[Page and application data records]
╔══
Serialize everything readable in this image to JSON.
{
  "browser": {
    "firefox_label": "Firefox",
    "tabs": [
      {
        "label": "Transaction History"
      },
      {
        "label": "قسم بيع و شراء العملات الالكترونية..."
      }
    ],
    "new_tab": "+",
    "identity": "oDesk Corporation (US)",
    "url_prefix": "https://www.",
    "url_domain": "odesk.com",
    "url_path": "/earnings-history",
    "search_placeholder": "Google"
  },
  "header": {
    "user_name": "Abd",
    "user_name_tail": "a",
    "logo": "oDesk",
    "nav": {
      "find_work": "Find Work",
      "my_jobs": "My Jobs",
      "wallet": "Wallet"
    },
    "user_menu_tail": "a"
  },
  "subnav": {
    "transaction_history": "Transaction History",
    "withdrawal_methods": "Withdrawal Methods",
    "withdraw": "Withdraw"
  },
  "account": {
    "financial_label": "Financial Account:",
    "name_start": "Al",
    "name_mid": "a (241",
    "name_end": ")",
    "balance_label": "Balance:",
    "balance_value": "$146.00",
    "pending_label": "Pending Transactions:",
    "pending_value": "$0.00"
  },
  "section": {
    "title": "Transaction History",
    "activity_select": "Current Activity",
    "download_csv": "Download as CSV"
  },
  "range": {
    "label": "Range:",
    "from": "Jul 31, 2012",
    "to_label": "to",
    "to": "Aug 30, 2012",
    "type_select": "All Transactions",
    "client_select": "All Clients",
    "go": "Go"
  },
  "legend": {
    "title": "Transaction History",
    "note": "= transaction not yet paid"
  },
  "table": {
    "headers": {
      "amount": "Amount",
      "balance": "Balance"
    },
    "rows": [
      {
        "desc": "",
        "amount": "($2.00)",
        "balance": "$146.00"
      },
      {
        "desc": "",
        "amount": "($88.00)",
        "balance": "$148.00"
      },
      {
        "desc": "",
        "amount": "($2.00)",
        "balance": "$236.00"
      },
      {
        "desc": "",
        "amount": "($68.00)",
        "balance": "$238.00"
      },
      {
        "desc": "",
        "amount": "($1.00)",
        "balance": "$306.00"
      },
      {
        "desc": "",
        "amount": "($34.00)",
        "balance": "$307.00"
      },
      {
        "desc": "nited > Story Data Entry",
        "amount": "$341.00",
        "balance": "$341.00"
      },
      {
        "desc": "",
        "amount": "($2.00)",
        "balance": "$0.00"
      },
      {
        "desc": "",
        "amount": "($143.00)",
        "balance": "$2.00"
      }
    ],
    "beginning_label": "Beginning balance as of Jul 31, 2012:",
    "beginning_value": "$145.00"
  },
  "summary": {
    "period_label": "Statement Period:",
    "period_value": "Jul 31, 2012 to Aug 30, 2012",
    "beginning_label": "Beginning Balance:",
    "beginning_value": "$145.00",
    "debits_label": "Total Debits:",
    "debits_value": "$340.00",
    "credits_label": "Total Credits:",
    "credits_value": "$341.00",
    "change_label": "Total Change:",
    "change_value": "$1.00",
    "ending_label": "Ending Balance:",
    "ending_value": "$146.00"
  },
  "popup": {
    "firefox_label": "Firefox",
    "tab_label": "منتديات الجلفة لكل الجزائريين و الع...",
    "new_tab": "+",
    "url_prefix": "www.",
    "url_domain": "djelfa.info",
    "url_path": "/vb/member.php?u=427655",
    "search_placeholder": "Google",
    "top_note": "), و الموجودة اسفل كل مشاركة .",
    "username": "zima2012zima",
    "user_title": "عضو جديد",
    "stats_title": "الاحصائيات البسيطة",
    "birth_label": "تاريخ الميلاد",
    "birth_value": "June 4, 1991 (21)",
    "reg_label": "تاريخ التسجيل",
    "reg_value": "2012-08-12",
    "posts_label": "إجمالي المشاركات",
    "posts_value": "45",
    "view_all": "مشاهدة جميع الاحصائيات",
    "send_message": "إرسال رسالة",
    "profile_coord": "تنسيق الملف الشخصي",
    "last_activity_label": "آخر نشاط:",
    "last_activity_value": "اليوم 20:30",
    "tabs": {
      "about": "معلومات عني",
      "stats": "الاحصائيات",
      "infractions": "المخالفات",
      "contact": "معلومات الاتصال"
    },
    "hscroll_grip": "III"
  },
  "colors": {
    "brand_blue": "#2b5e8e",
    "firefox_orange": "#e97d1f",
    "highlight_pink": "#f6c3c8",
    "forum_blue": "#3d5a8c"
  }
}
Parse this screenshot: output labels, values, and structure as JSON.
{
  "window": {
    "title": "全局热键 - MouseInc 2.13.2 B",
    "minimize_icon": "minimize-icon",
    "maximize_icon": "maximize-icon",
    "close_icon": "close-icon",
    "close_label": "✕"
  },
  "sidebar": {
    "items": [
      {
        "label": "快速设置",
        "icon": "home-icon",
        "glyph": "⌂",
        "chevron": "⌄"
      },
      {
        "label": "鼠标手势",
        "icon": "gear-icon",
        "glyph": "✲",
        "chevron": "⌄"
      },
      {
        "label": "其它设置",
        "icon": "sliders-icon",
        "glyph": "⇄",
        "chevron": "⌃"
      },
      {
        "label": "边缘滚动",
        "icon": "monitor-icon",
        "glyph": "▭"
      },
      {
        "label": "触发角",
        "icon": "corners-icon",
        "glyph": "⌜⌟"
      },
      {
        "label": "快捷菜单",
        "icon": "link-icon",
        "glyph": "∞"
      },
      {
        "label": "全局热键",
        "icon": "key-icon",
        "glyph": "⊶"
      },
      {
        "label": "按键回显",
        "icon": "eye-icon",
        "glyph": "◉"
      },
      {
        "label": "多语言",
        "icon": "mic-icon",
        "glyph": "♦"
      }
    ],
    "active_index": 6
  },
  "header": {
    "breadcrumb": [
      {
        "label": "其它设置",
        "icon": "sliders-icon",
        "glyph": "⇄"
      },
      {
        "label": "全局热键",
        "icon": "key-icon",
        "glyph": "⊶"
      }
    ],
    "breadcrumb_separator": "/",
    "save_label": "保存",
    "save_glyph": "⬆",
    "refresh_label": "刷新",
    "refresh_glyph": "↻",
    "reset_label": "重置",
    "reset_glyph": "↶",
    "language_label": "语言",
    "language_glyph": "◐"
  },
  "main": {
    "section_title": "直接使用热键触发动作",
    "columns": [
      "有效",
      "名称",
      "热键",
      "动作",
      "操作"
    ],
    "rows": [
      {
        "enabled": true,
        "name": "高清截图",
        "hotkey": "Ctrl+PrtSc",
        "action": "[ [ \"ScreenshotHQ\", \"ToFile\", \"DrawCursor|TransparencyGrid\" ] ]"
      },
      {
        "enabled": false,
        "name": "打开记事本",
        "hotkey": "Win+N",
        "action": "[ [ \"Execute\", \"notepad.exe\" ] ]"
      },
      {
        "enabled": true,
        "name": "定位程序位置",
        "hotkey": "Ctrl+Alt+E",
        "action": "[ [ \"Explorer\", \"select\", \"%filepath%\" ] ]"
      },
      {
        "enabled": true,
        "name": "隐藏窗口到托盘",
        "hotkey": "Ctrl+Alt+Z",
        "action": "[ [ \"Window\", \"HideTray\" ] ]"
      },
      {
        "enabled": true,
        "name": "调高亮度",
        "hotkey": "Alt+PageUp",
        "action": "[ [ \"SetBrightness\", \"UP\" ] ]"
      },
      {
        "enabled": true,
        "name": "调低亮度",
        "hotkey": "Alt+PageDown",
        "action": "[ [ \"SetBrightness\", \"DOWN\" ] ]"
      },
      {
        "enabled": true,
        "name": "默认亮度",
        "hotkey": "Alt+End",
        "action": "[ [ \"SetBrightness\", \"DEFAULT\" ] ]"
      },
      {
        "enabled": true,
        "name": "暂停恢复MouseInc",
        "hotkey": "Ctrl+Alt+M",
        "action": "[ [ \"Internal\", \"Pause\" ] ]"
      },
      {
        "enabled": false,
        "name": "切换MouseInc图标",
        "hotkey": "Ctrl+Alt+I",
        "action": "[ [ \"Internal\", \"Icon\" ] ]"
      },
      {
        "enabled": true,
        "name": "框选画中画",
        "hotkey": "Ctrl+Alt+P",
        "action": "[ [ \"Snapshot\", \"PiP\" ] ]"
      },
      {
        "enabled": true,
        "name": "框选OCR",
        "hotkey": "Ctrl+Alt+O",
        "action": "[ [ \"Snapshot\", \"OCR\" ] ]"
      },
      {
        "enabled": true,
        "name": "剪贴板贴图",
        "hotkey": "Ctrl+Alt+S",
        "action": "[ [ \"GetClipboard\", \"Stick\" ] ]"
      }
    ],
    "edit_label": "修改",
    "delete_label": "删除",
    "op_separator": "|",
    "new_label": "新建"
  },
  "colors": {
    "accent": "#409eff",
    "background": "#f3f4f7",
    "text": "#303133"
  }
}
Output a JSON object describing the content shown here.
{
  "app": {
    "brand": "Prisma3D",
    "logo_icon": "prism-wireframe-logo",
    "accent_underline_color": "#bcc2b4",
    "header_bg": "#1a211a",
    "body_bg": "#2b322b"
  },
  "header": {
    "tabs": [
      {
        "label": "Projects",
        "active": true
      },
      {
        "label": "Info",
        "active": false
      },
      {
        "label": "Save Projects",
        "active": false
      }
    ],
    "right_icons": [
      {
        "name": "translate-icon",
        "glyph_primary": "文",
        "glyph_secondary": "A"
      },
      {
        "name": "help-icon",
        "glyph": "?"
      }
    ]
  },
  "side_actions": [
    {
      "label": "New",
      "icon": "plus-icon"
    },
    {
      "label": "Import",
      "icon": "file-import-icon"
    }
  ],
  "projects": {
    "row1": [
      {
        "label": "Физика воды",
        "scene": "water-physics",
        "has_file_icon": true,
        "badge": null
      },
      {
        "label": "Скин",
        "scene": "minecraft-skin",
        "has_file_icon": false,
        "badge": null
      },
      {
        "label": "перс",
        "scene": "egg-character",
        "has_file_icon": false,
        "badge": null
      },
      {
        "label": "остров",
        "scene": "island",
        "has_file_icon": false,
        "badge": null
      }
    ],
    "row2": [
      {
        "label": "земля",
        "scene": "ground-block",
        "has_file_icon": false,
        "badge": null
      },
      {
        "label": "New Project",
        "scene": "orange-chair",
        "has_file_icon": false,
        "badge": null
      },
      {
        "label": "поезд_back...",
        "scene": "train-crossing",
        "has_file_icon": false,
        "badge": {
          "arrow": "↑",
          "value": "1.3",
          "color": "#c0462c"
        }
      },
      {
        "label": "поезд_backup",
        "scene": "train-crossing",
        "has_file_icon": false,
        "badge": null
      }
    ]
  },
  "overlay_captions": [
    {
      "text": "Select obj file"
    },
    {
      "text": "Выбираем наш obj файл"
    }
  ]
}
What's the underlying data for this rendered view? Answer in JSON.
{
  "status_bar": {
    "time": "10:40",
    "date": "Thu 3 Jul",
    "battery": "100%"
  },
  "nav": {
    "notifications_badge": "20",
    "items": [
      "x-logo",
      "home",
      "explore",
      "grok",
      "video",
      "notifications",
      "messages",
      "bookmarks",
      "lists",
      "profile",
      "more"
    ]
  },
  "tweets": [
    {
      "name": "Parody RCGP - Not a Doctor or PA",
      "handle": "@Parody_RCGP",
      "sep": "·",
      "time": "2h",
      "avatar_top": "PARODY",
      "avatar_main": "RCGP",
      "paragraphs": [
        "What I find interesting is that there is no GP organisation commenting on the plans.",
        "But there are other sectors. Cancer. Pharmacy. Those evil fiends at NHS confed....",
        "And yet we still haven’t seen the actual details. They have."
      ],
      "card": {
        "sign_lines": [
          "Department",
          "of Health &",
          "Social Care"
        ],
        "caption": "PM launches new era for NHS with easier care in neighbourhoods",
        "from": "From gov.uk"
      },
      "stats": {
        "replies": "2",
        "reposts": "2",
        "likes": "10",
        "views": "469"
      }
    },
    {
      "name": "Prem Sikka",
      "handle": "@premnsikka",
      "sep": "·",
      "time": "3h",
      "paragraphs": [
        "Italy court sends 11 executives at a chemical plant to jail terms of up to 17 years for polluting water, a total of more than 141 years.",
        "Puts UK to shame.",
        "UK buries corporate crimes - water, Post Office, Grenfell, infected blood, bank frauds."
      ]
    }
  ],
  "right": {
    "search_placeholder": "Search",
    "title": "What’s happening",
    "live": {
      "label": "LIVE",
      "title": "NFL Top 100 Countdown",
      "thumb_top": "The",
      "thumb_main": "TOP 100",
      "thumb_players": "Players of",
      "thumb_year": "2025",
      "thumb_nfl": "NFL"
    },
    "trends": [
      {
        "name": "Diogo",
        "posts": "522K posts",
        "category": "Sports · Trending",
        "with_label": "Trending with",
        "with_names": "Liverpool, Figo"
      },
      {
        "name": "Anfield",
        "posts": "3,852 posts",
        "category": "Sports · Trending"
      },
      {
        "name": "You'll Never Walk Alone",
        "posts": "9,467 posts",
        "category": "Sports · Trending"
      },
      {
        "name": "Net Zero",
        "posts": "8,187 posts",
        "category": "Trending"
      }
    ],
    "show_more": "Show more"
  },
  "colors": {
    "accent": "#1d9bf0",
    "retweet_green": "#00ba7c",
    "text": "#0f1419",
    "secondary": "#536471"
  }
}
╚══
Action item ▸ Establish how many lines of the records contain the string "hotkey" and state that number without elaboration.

Answer space ▸ 12